In 1986 Mervyns centralized its buying operations, which had previously been split between its stores in the West and its fledgling stores in Texas. Consolidating buying operations in California speeded up inventory replenishment and cut costs. The chain also contained costs by focusing more of its resources on product quality control and by installing checkout scanners to help manage inventory, among other things.

More importantly, though, Mervyns began to recalibrate its merchandise lines. Since low prices and good values no longer made Mervyns unique, in an era when Kmart became the largest retailer in the United States and intramural rival Target prospered, the company had to find a way to distinguish itself once more. The chain responded by focusing its attention even more closely on apparel, which had largely been responsible for founder Morris success in the first place. We dropped toys, infants furniture and draperies because we couldnt be dominant in them without sacrificing potential in our core businesses, Walter Rossi commented. Even within its apparel lines, Mervyns sacrificed variety to concentrate on its bestsell-ing items. For instance, it pared in half the number of womens blouses that it offered, leaving only the most popular ones.

Mervyns also responded to heavy price competition from its rivals by trying to upgrade the quality of its clothing, even when that meant raising prices slightly. One of the chains most popular clothing lines was its mens and womens sweat clothes. Mervyns sweats, however, tended to shrink substantially in washing and did not have a reputation as high-quality garments. Mervyns decided to size them more generously and upgrade the fabric and the sewing, even though it meant a price increase of nearly 20 percent. To compensate for the price hike, Mervyns offered a broader range of colors and more fashionable designs.

As a result of these changes, Mervyns sales and profits rebounded in 1988 and 1989. In the 1990s, however, the chains recovery stalled, hurt by the sharp downturn in the California economy. Sales flattened out during the first half of the decade, and profits dropped sharply from $284 million in 1991 and 1992 to $179 million in 1993. During this time, Rossi was succeeded as CEO by Joe Vesce, and then Mervyns received five new top executives, including three transfers from Target.

Mervyns continued to struggle in the mid-1990s. Dayton Hudsons 1993 annual report characterized Mervyns performance as disappointing, and that year Moodys announced that it was considering lowering Dayton Hudsons debt rating due to Mervyns financial problems. Some analysts were skeptical as to Mervyns ability to overcome its losses.
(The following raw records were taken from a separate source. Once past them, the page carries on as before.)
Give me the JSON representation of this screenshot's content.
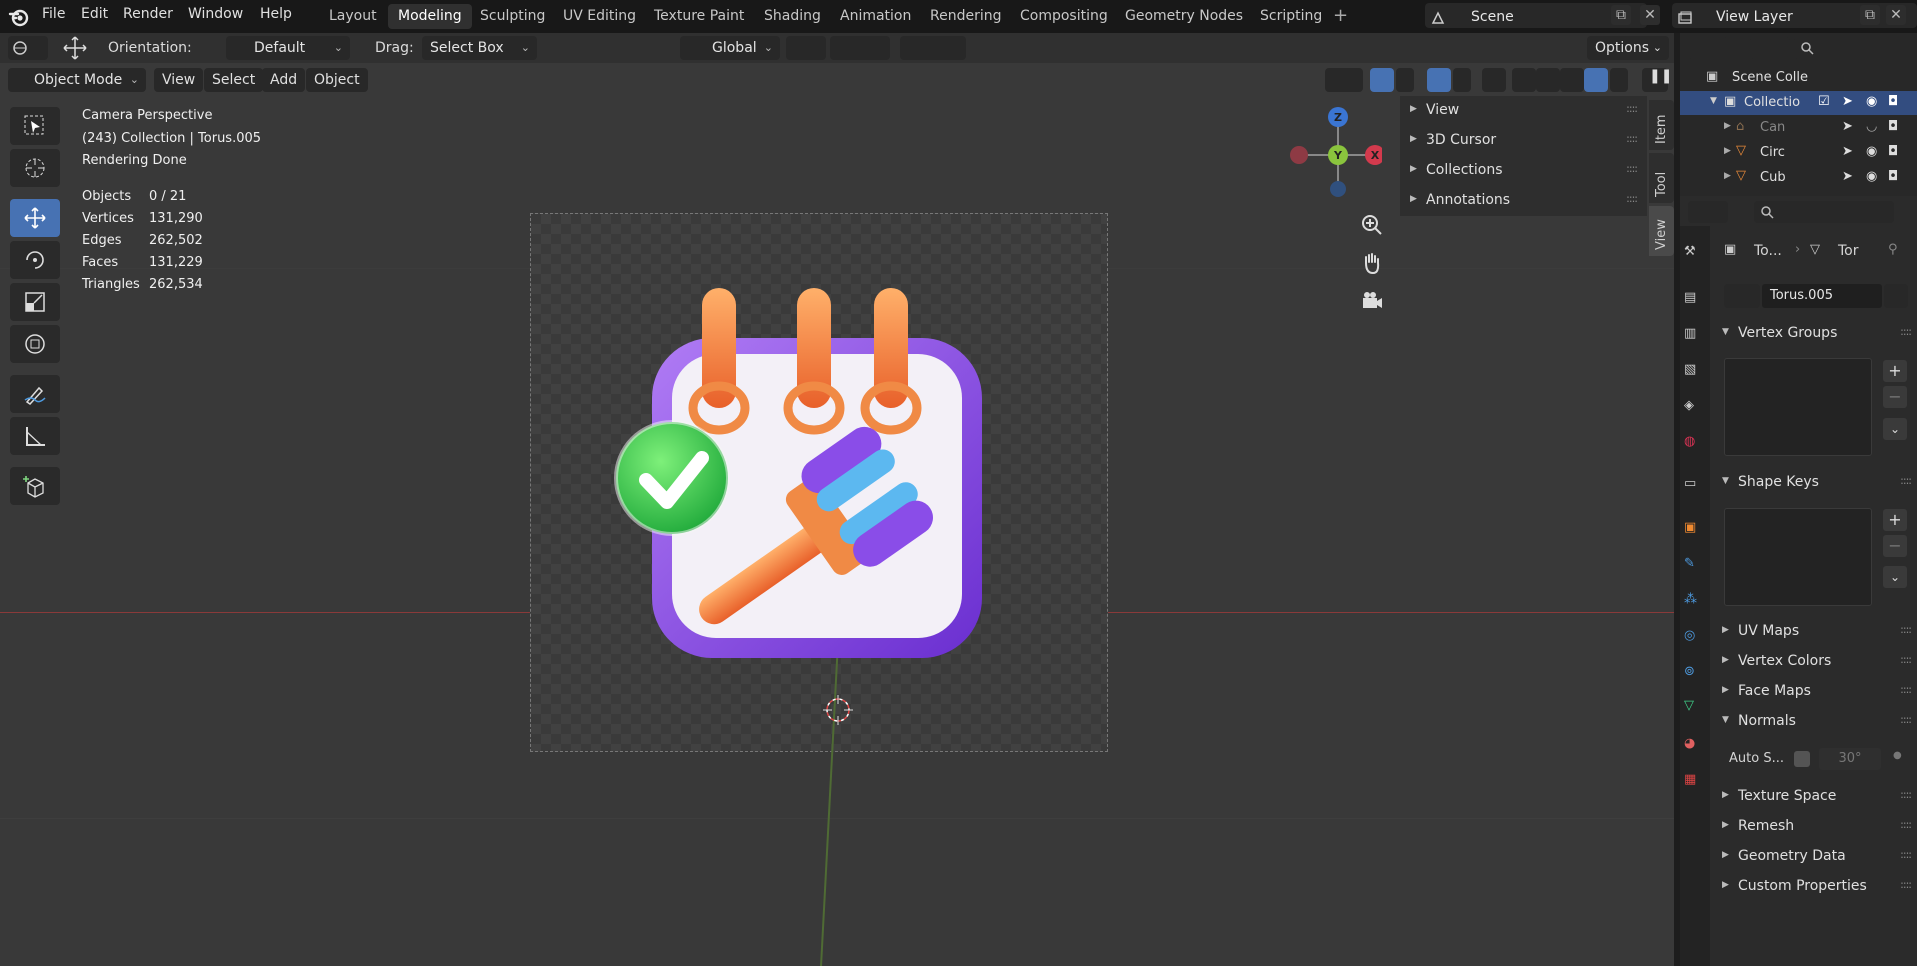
{
  "topbar": {
    "menus": [
      "File",
      "Edit",
      "Render",
      "Window",
      "Help"
    ],
    "workspaces": [
      "Layout",
      "Modeling",
      "Sculpting",
      "UV Editing",
      "Texture Paint",
      "Shading",
      "Animation",
      "Rendering",
      "Compositing",
      "Geometry Nodes",
      "Scripting"
    ],
    "active_workspace": "Modeling",
    "scene": "Scene",
    "view_layer": "View Layer"
  },
  "viewport_header": {
    "orientation_label": "Orientation:",
    "orientation_value": "Default",
    "drag_label": "Drag:",
    "drag_value": "Select Box",
    "transform_orientation": "Global",
    "options": "Options",
    "mode": "Object Mode",
    "menus": [
      "View",
      "Select",
      "Add",
      "Object"
    ]
  },
  "overlay_info": {
    "line1": "Camera Perspective",
    "line2": "(243) Collection | Torus.005",
    "line3": "Rendering Done",
    "stats": [
      {
        "label": "Objects",
        "value": "0 / 21"
      },
      {
        "label": "Vertices",
        "value": "131,290"
      },
      {
        "label": "Edges",
        "value": "262,502"
      },
      {
        "label": "Faces",
        "value": "131,229"
      },
      {
        "label": "Triangles",
        "value": "262,534"
      }
    ]
  },
  "gizmo": {
    "z": "Z",
    "y": "Y",
    "x": "X"
  },
  "npanel": {
    "sections": [
      "View",
      "3D Cursor",
      "Collections",
      "Annotations"
    ],
    "tabs": [
      "Item",
      "Tool",
      "View"
    ]
  },
  "outliner": {
    "root": "Scene Colle",
    "items": [
      "Collectio",
      "Can",
      "Circ",
      "Cub"
    ]
  },
  "properties": {
    "breadcrumb_object": "To...",
    "breadcrumb_data": "Tor",
    "mesh_name": "Torus.005",
    "panels": {
      "vertex_groups": "Vertex Groups",
      "shape_keys": "Shape Keys",
      "uv_maps": "UV Maps",
      "vertex_colors": "Vertex Colors",
      "face_maps": "Face Maps",
      "normals": "Normals",
      "auto_smooth": "Auto S...",
      "auto_smooth_angle": "30°",
      "texture_space": "Texture Space",
      "remesh": "Remesh",
      "geometry_data": "Geometry Data",
      "custom_properties": "Custom Properties"
    }
  },
  "colors": {
    "accent_blue": "#4772b3",
    "axis_red": "#d33a4d",
    "axis_green": "#8ac43d",
    "axis_blue": "#3a75d3",
    "icon_purple": "#8a4de8",
    "icon_orange": "#f07a35"
  }
}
Despite its reputation for innovation in the industry, Mervyns faced a formidable challenge in seeking to survive the competition.

Further Reading:

Barmash, Isadore, A Turnaround at Dayton Hudson, New York Times, May 28, 1989.

Douglas Sun